(Records from a dataset)

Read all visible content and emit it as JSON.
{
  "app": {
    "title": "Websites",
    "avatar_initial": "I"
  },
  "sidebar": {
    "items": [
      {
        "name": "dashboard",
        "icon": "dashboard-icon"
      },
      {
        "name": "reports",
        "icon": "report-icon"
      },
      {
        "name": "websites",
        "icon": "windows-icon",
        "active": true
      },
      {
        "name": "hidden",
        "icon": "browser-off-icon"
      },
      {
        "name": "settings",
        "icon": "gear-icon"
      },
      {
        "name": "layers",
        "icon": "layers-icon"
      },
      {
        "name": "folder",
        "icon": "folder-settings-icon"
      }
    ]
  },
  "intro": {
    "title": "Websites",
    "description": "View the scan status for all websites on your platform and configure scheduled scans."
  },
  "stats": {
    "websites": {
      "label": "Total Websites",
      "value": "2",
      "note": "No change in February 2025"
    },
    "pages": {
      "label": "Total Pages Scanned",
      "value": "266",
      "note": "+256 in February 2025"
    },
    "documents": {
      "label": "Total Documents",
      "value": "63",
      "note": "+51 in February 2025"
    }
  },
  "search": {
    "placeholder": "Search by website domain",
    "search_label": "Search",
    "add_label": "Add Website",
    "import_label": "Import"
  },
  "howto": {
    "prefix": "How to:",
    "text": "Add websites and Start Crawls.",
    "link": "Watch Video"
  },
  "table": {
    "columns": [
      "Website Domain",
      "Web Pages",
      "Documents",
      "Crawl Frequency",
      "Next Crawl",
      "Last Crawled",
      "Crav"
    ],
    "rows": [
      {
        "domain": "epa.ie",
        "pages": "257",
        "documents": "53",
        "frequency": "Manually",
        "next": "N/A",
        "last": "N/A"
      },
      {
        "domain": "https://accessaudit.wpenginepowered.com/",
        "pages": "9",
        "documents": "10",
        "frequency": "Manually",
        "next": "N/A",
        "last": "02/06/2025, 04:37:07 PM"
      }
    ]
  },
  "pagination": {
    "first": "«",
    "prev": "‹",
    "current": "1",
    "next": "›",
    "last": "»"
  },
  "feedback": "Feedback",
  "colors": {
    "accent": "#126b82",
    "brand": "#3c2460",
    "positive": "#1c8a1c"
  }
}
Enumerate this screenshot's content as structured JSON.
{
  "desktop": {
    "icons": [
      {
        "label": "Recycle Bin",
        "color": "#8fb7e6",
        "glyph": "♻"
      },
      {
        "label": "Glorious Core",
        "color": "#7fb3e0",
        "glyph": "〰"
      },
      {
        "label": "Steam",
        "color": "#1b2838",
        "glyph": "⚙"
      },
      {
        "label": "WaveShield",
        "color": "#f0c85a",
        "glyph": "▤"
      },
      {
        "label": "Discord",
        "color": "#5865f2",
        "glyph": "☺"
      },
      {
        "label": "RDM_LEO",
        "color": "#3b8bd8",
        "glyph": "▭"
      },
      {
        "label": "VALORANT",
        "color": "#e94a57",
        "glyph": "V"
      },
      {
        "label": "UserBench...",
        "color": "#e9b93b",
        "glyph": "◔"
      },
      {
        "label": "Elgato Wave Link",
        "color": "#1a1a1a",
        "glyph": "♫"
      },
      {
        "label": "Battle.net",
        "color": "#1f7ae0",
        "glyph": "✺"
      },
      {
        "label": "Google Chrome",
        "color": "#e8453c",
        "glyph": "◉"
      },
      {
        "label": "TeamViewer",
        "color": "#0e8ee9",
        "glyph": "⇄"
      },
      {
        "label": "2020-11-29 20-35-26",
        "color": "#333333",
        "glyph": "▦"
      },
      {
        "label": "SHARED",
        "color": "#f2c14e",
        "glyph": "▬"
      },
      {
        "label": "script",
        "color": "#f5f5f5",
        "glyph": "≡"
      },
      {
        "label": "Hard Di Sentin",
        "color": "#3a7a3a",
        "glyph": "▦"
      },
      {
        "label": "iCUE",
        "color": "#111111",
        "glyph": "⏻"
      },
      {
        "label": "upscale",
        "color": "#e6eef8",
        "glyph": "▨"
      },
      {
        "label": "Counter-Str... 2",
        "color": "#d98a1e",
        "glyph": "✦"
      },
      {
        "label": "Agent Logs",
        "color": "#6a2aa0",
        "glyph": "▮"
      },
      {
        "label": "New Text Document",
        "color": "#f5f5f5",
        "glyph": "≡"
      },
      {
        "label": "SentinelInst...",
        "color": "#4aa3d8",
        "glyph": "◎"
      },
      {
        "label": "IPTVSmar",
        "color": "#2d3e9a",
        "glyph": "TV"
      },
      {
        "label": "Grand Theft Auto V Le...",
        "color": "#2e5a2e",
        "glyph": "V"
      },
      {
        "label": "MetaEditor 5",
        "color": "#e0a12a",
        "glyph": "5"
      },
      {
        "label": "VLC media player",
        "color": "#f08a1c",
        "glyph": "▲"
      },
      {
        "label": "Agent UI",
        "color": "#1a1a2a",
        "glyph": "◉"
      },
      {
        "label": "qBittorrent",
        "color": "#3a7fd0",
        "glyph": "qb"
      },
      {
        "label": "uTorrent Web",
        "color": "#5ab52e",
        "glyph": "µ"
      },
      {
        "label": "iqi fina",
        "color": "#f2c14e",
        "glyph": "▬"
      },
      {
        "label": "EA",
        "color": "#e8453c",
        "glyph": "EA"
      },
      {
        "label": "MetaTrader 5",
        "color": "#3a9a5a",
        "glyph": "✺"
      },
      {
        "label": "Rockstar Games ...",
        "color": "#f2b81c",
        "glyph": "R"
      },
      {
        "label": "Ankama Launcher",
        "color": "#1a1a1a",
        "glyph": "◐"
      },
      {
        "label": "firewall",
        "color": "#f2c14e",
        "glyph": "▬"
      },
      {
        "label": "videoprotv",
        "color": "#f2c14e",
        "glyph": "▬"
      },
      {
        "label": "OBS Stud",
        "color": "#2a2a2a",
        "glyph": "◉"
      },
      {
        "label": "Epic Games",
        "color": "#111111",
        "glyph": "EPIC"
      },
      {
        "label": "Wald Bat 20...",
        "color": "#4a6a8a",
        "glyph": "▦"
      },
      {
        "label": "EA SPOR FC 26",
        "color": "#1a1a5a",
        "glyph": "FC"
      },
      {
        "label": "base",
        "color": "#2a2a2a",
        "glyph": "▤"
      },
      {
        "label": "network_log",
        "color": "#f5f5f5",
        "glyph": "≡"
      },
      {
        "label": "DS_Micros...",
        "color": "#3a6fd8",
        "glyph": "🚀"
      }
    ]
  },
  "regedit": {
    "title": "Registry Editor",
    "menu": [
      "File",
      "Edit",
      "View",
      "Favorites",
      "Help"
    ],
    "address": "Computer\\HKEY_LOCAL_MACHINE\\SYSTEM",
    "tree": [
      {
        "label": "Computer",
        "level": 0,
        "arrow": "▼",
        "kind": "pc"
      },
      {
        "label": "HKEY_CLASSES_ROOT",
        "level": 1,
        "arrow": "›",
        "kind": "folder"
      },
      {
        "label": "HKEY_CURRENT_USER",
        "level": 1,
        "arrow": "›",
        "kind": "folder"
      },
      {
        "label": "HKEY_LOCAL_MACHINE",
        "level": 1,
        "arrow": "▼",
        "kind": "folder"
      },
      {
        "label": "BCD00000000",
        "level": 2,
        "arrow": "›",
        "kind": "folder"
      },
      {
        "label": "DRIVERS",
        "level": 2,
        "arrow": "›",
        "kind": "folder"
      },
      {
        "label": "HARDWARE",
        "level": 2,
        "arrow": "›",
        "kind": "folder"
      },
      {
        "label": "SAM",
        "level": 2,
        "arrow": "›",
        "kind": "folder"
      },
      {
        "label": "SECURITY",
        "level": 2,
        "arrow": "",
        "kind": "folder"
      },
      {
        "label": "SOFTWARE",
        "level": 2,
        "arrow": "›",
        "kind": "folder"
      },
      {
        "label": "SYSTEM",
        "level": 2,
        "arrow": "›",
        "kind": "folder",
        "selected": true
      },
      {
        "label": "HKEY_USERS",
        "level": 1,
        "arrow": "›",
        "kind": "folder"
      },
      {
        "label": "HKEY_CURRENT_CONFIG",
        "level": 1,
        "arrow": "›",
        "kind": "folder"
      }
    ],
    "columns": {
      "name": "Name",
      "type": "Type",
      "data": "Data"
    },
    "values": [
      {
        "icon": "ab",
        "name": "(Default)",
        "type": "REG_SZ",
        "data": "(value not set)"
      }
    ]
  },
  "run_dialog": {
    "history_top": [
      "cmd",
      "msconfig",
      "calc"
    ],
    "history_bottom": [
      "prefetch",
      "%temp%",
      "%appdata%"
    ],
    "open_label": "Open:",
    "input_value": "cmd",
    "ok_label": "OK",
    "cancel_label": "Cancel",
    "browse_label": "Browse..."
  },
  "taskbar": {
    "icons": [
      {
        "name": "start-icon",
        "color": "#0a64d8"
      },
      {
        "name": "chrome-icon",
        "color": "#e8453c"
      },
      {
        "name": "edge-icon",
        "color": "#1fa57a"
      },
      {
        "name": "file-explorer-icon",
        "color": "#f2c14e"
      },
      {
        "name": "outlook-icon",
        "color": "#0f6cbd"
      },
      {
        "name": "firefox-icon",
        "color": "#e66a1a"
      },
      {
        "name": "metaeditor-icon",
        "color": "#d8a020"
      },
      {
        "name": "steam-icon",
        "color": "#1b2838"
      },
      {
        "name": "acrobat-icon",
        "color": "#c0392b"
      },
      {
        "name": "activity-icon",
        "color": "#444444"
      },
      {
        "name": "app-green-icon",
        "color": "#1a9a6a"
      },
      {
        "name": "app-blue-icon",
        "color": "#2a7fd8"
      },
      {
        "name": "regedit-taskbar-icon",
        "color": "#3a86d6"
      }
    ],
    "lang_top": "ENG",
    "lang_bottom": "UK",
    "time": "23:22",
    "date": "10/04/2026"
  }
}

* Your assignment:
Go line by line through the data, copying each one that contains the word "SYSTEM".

* Answer space:
    "address": "Computer\\HKEY_LOCAL_MACHINE\\SYSTEM",
        "label": "SYSTEM",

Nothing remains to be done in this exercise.